Windows 7 gaming performance compared

Far Cry
Vista produced strong results in testing, particularly in Far Cry 2, where it managed the best frame rates of any system

Updated: read our Windows 7 review, plus, now it's been released, our full comparison: Windows 7 vs Vista vs XP.

Even now, it's hard to think of a single killer app that makes DX10 look any better than the huge swathe of DX9 games. This is why there are still plenty of people out there who are running their games under Windows XP. Add Windows 7 into the mix and you now have a three-way fight for your gaming attentions. But which one should you have running on your main gaming rig?

The reliable Windows XP, the pretty but oft-maligned Vista or the new kid on the block who hasn't even earned his racing wheels yet? We think it's time to put these operating systems to the test on a suite of benchmarks and see which one impresses us the most.

How we tested

In order to assess how these operating systems perform on a mainstream gaming PC, we've elected to torture a Dell for your delectation. The Studio XPS M435T we've picked boasts a Core i7 920 at its heart and 6GB of DDR3 1066MHz triple channel memory, making it a serious number cruncher when given room to strut its stuff.

Things aren't quite so carefree in the graphics department though, and in order to hit a decent price point (the machine can be picked up for around £700) it features a single 512MB GeForce 9800GT. Not a gaming powerhouse, but a capable enough performer for our testing.

For the benchmarks we've focused on gaming, putting Codemasters' seminal GRID, Ubisoft's brilliant Far Cry 2 and the splendid RTS-'em-up World in Conflict to task separating the OS wheat from the chaff.

GRID boasts a brilliantly optimised rendering engine, which shouldn't push the hardware too much.
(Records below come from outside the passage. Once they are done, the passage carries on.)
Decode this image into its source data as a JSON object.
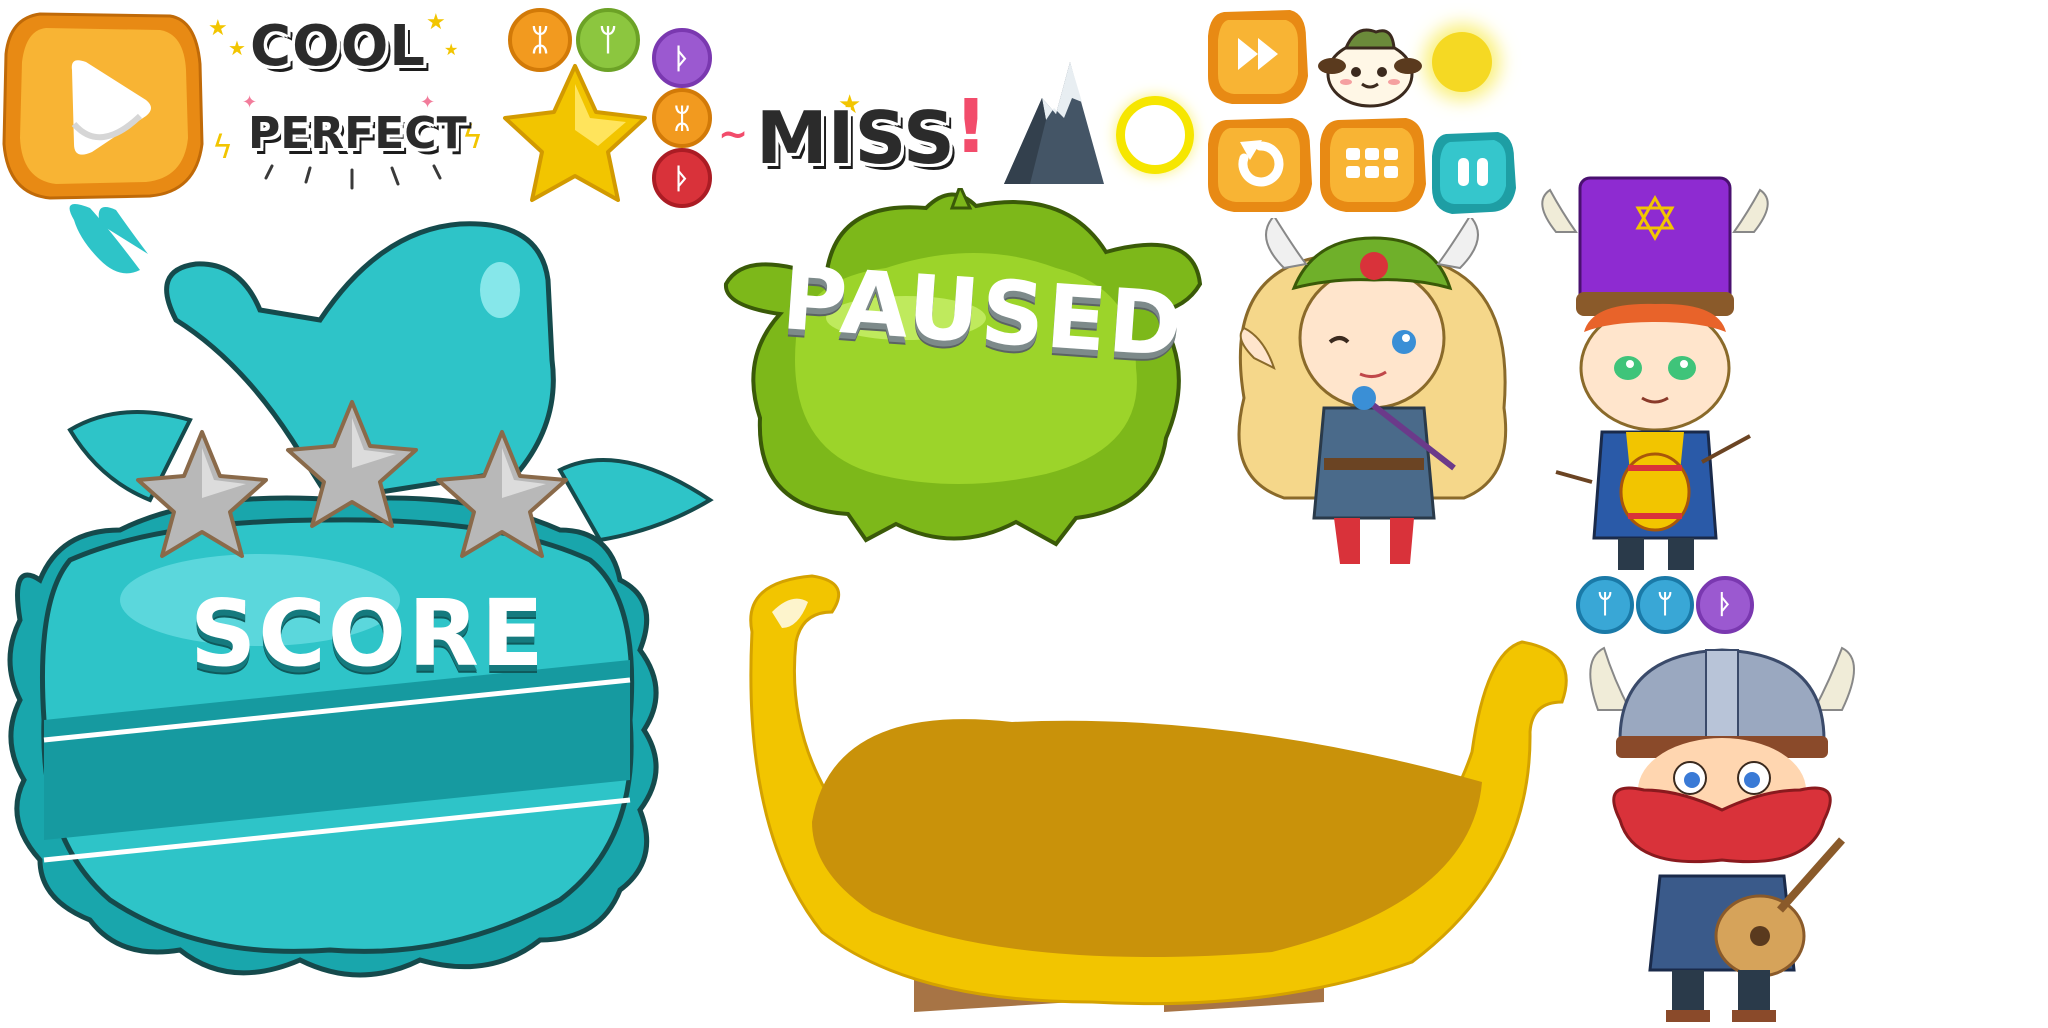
{
  "words": {
    "cool": "COOL",
    "perfect": "PERFECT",
    "miss": "MISS",
    "paused": "PAUSED",
    "score": "SCORE"
  },
  "score_panel": {
    "stars_total": 3,
    "stars_earned": 0
  },
  "buttons": {
    "play": "play-icon",
    "fast_forward": "fast-forward-icon",
    "restart": "restart-icon",
    "menu": "menu-grid-icon",
    "pause": "pause-icon"
  },
  "runes": {
    "top_row": [
      {
        "color": "#f29a1f",
        "glyph": "ᛯ"
      },
      {
        "color": "#8cc63f",
        "glyph": "ᛘ"
      }
    ],
    "right_column": [
      {
        "color": "#9b59d0",
        "glyph": "ᚦ"
      },
      {
        "color": "#f29a1f",
        "glyph": "ᛯ"
      },
      {
        "color": "#d9323a",
        "glyph": "ᚦ"
      }
    ],
    "bottom_row": [
      {
        "color": "#39a7d6",
        "glyph": "ᛘ"
      },
      {
        "color": "#39a7d6",
        "glyph": "ᛘ"
      },
      {
        "color": "#9b59d0",
        "glyph": "ᚦ"
      }
    ]
  },
  "colors": {
    "orange": "#f5a623",
    "teal": "#2ec4c8",
    "green": "#8fce1f",
    "gold": "#f2c500",
    "purple": "#8e2bd1"
  }
}
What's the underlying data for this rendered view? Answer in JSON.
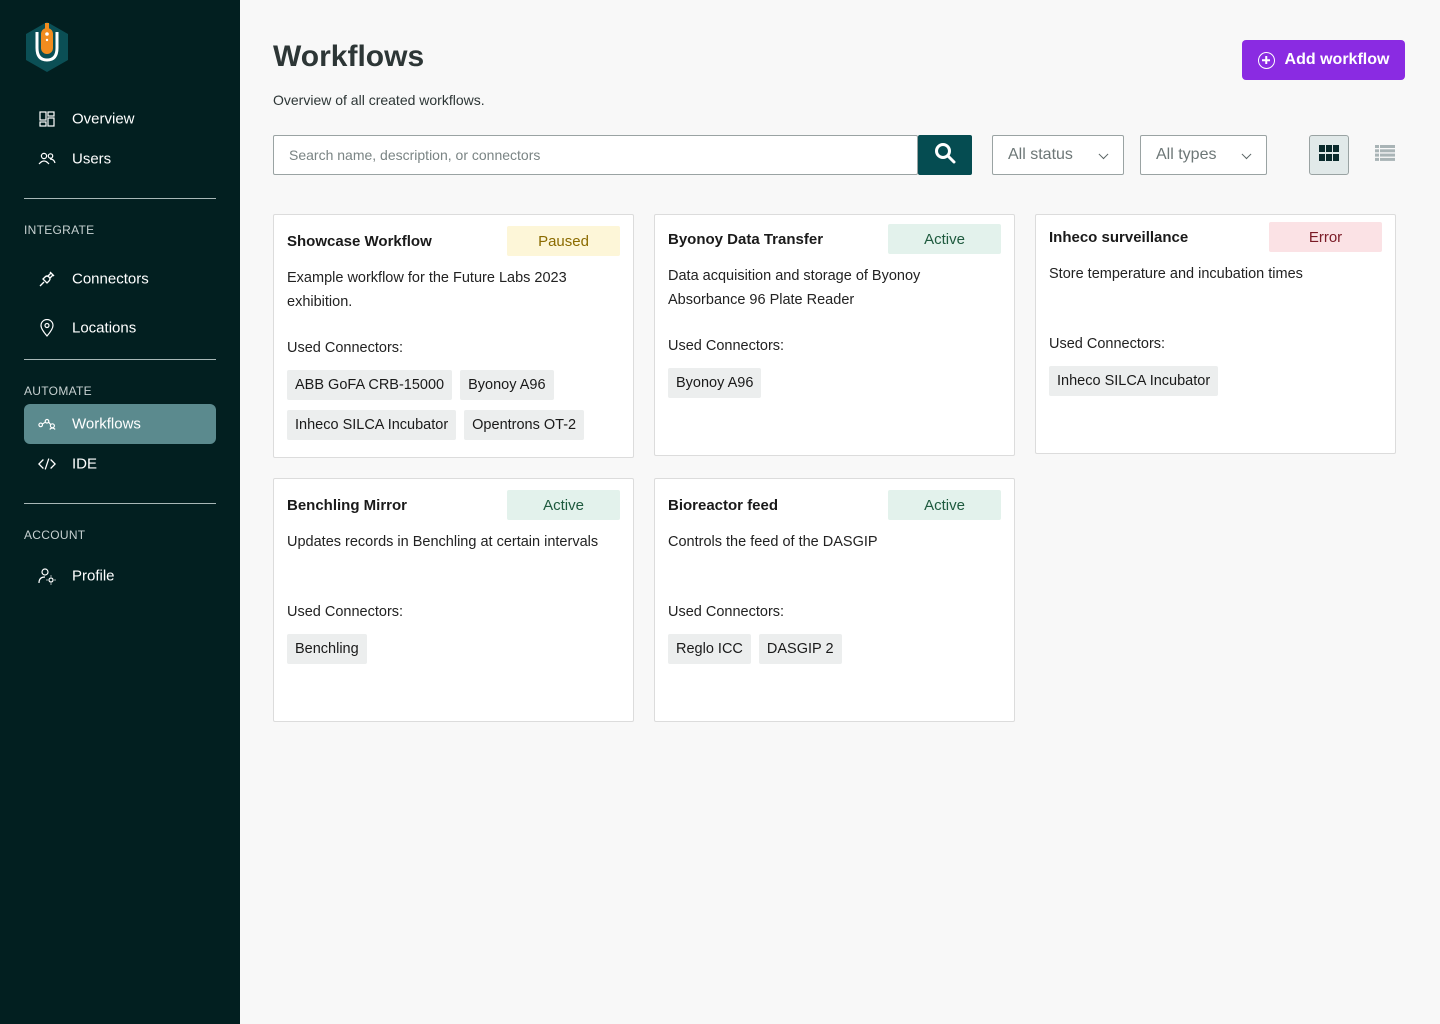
{
  "sidebar": {
    "items_top": [
      {
        "label": "Overview",
        "icon": "dashboard-icon"
      },
      {
        "label": "Users",
        "icon": "users-icon"
      }
    ],
    "integrate_label": "INTEGRATE",
    "items_integrate": [
      {
        "label": "Connectors",
        "icon": "plug-icon"
      },
      {
        "label": "Locations",
        "icon": "location-pin-icon"
      }
    ],
    "automate_label": "AUTOMATE",
    "items_automate": [
      {
        "label": "Workflows",
        "icon": "workflow-icon",
        "active": true
      },
      {
        "label": "IDE",
        "icon": "code-icon"
      }
    ],
    "account_label": "ACCOUNT",
    "items_account": [
      {
        "label": "Profile",
        "icon": "profile-settings-icon"
      }
    ]
  },
  "header": {
    "title": "Workflows",
    "subtitle": "Overview of all created workflows.",
    "add_button": "Add workflow"
  },
  "filters": {
    "search_placeholder": "Search name, description, or connectors",
    "status_select": "All status",
    "types_select": "All types"
  },
  "labels": {
    "used_connectors": "Used Connectors:"
  },
  "workflows": [
    {
      "title": "Showcase Workflow",
      "status": "Paused",
      "description": "Example workflow for the Future Labs 2023 exhibition.",
      "connectors": [
        "ABB GoFA CRB-15000",
        "Byonoy A96",
        "Inheco SILCA Incubator",
        "Opentrons OT-2"
      ]
    },
    {
      "title": "Byonoy Data Transfer",
      "status": "Active",
      "description": "Data acquisition and storage of Byonoy Absorbance 96 Plate Reader",
      "connectors": [
        "Byonoy A96"
      ]
    },
    {
      "title": "Inheco surveillance",
      "status": "Error",
      "description": "Store temperature and incubation times",
      "connectors": [
        "Inheco SILCA Incubator"
      ]
    },
    {
      "title": "Benchling Mirror",
      "status": "Active",
      "description": "Updates records in Benchling at certain intervals",
      "connectors": [
        "Benchling"
      ]
    },
    {
      "title": "Bioreactor feed",
      "status": "Active",
      "description": "Controls the feed of the DASGIP",
      "connectors": [
        "Reglo ICC",
        "DASGIP 2"
      ]
    }
  ],
  "colors": {
    "sidebar_bg": "#021f20",
    "sidebar_active": "#5b8a8e",
    "accent_purple": "#8a2be2",
    "search_button": "#054c51",
    "status_paused": "#fdf6d8",
    "status_active": "#e3f2ec",
    "status_error": "#fbe2e5"
  }
}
Far Cry 2 is taxing with all the features turned on and requires just as much rendering muscle as processing power. World in Conflict shows off the differences between DX9 and DX10 rendering and is one of the most reliable benchmarks we've used in the office.